Kill your darlings

Maybe when you are not working on your better ideas, you are making not the right decisions. To know whether you are working on the right ideas, the Review in GTD plays such an important role. Making lists is one thing. To get the list clean, clear, and current is of equal importance.

Having those items in the list produces shame that you are not working on them. And of course, you will promise that you will work on those ideas next time.

Conviction in our ideas is dangerous not only because it leaves us vulnerable to false positives, but also because it stops us from generating the requisite variety to reach our creative potential.

Adam Grant

If you cling to ideas and keep them on your list forever, you are not helping yourself. Be ruthless when reviewing your lists.

The Canary in Coal Mine

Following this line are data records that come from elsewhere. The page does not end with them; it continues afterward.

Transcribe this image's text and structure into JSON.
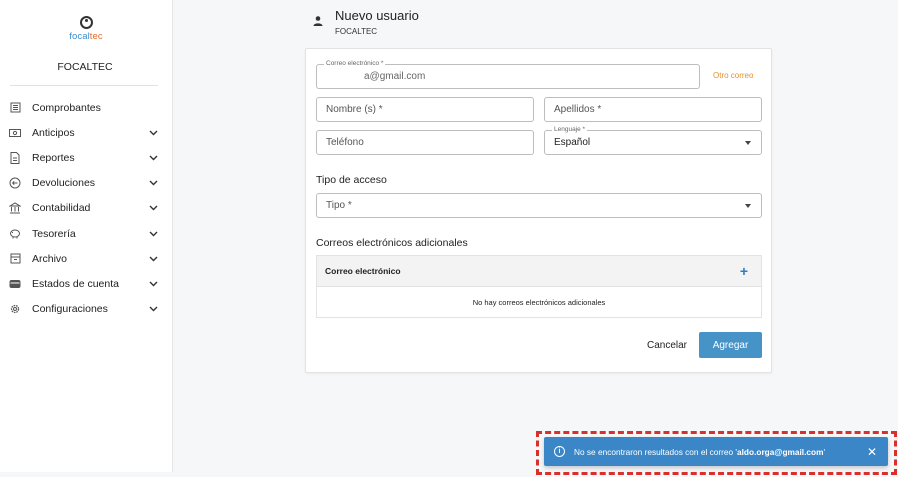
{
  "sidebar": {
    "logo_text_a": "focal",
    "logo_text_b": "tec",
    "company": "FOCALTEC",
    "items": [
      {
        "label": "Comprobantes",
        "icon": "receipt-icon",
        "expandable": false
      },
      {
        "label": "Anticipos",
        "icon": "cash-icon",
        "expandable": true
      },
      {
        "label": "Reportes",
        "icon": "document-icon",
        "expandable": true
      },
      {
        "label": "Devoluciones",
        "icon": "return-icon",
        "expandable": true
      },
      {
        "label": "Contabilidad",
        "icon": "bank-icon",
        "expandable": true
      },
      {
        "label": "Tesorería",
        "icon": "piggy-bank-icon",
        "expandable": true
      },
      {
        "label": "Archivo",
        "icon": "archive-icon",
        "expandable": true
      },
      {
        "label": "Estados de cuenta",
        "icon": "wallet-icon",
        "expandable": true
      },
      {
        "label": "Configuraciones",
        "icon": "gear-icon",
        "expandable": true
      }
    ]
  },
  "header": {
    "title": "Nuevo usuario",
    "subtitle": "FOCALTEC"
  },
  "form": {
    "email_label": "Correo electrónico *",
    "email_value": "a@gmail.com",
    "otro_correo": "Otro correo",
    "nombre_placeholder": "Nombre (s) *",
    "apellidos_placeholder": "Apellidos *",
    "telefono_placeholder": "Teléfono",
    "lenguaje_label": "Lenguaje *",
    "lenguaje_value": "Español",
    "tipo_acceso_title": "Tipo de acceso",
    "tipo_placeholder": "Tipo *",
    "correos_title": "Correos electrónicos adicionales",
    "table_header": "Correo electrónico",
    "table_empty": "No hay correos electrónicos adicionales",
    "cancel_label": "Cancelar",
    "add_label": "Agregar"
  },
  "snackbar": {
    "text_prefix": "No se encontraron resultados con el correo '",
    "email": "aldo.orga@gmail.com",
    "text_suffix": "'"
  },
  "colors": {
    "primary": "#4693c8",
    "snackbar": "#3a86c6",
    "accent_link": "#e8912a",
    "highlight_outline": "#d9302c"
  }
}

Your recurring ideas are a canary in the coal mine. Either you are prioritizing the wrong ideas to work on, or you are too invested in ideas that are not important. Either way, you need to revisit this, determine the root cause, and see what this canary tells you (sometimes, you need to say to the canary, “shut up” because it is not the idea to work on at all).

Good ideas resurface. Important ideas do not resurface. They are always there. Ideas are cheap. Throwing one away does not cost you anything.

The ones that survive and bring value are either the good ones or the ones that are too important to ignore. Trust your review process to find the ones you should be working on and make it happen.

Easy choices, hard life. Hard choices, easy life.

Jerzy Gregorek
Categorized as creativity

Sometimes an idea should just not suck

Knowing what an idea should not be, is, in many cases, easier and more practical than figuring out what the perfect idea would be. Especially since what is the end of perfection, what type of perfection is good enough?

Moving forward with ideas is all about knowing what is good enough. And to establish your level of acceptance of good enough, it is sometimes the easiest to define what you want to stay away from.

It is remarkable how much long-term advantage people like us have gotten by trying to be consistently not stupid, instead of trying to be very intelligent.

Charlie Munger

It might be obvious, but not being stupid is a viable strategy. Like chess, grandmasters often win by not losing, and an easy way to get rich is not to go bankrupt (when others do). Figure out what makes your idea not stupid, and you are halfway there.

Are the actions you need to do to bring your idea to life reversible? Move forward full speed. If it doesn’t work, you can go back and choose a different path or different view. If the actions are irreversible, consider making your idea smaller into reversible chunks so you can experiment care-free.

Most notably with every idea: get real. The issue is not having a list of ideas. It is about having good ideas. Go out and test your ideas in reality. If it doesn’t work: find a new concept to work on. The best way to come to high-quality ideas is by having a lot of them and getting them in touch with reality.

Choose quantity over quality.

Not stupid over being intelligent.

Finally: take action. The more you practice, the more you learn, the closer you reach your goal.

Categorized as creativity